- Professional development rooted in specific student and school needs. The current compensation system does not encourage teachers to identify and pursue professional development that is tailored to the specific needs of their students and school. Under this proposal, teachers seek a new mastery-based system that would encourage teachers to focus on areas of greatest need, and reward them for demonstrated mastery and impact.
- Provide bonuses for critically needed leadership roles. Teacher leadership roles, which are rare in our schools, often fail to offer teachers clear job descriptions, support, accountability and additional compensation. Teachers encourage districts to formalize leadership roles for teachers by providing clear job responsibilities, support structures, accountability and additional compensation.
“The teachers who authored this paper reject the notion that the challenges facing our schools are too messy or too political to solve. They see our state’s looming teacher shortage crisis as an opportunity to evolve the way we train, compensate and retain talent. They see low graduation rates among boys of color as a wakeup call for improving school climates for all students,” said Ama Nyamekye, the Executive Director of E4E-LA and former educator who worked in both public schools and prisons.
Angela Campbell, a teacher who served on the compensation policy team, explained her motivation, saying “I’ve been a teacher for 19 years, and felt great about being a teacher but my path wasn’t so inspiring…we want to incentivize and value teachers as they grow over their careers.”
The two reports are united through the theme of “paying it forward,” and the idea that investing in changes to evolve teacher compensation and improve school climate will lead to greater staff stability, healthier school campuses and better results for students in the future.

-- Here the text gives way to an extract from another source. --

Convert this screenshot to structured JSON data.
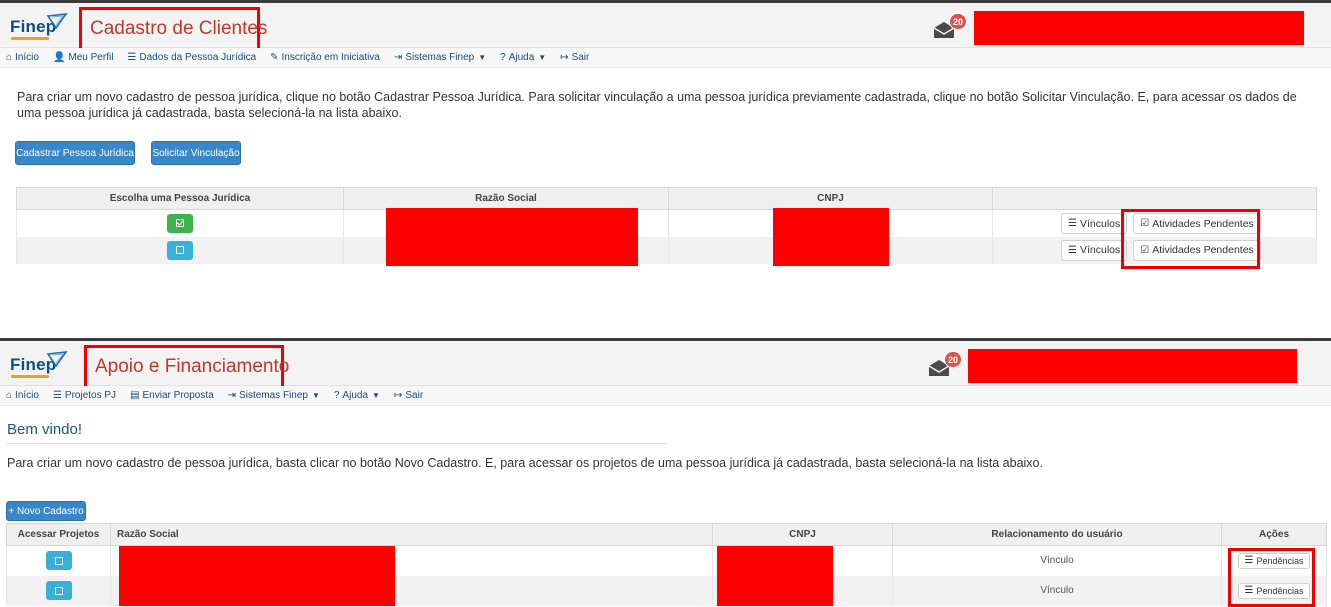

“The youth of this district are very lucky to have you,” said Dr. John Deasy, Superintendent of the Los Angeles Unified School District, adding that the thinking the policy teams are doing is “spot on.” Dr. Deasy drew a comparison between the work of the E4E Teacher Policy Teams and past education issues, saying, “Think about Plessy v. Ferguson. The justice who wrote the dissenting opinion in Plessy said the thin veil to justify separate but equal would never hold up, but 7 to 1 [voted for it]. That stood until Brown v. Board of Education...never underestimate that minority thinking can prevail.”
“I am so pleased to celebrate your work,” said LAUSD School Board member Monica Garcia. “We have amazing teachers who come to work every day. I want to encourage you to keep growing the strength of teachers so that more kids believe in themselves. ”
“Thank you for the work you have done and will do,” LAUSD School Board member Steve Zimmer said, addressing the 26 teachers of the policy team. “It is easy to talk about equality of opportunity, but the conversation is harder when we talk about equality of outcomes. There comes a time when we have to say it doesn’t matter if people aren’t ready for conversations about equality of outcomes.”
Steven Almazan, a teacher from the School Climate Teacher Policy Team, enunciated some of the goals of their paper. “As a teacher, school climate is one of the most important factors in my classroom. Schools need to be loving and caring environments. If the 2012 LA School Climate Bill of Rights is the torso, our recommendations are the arms and legs that help it move.”
“Both of these issues, compensation and school climate, present an opportunity to implement changes that will build a stronger profession and schools for the future,” added Nyamekye. “The ideas in these proposals come from teachers working on the frontlines of public education. As our district and union leadership prepare for upcoming contractual negotiations, we hope they bring these teacher voices to the negotiating table along with the vision and political will to seize this moment to shift the status quo and do better by our students and teachers.”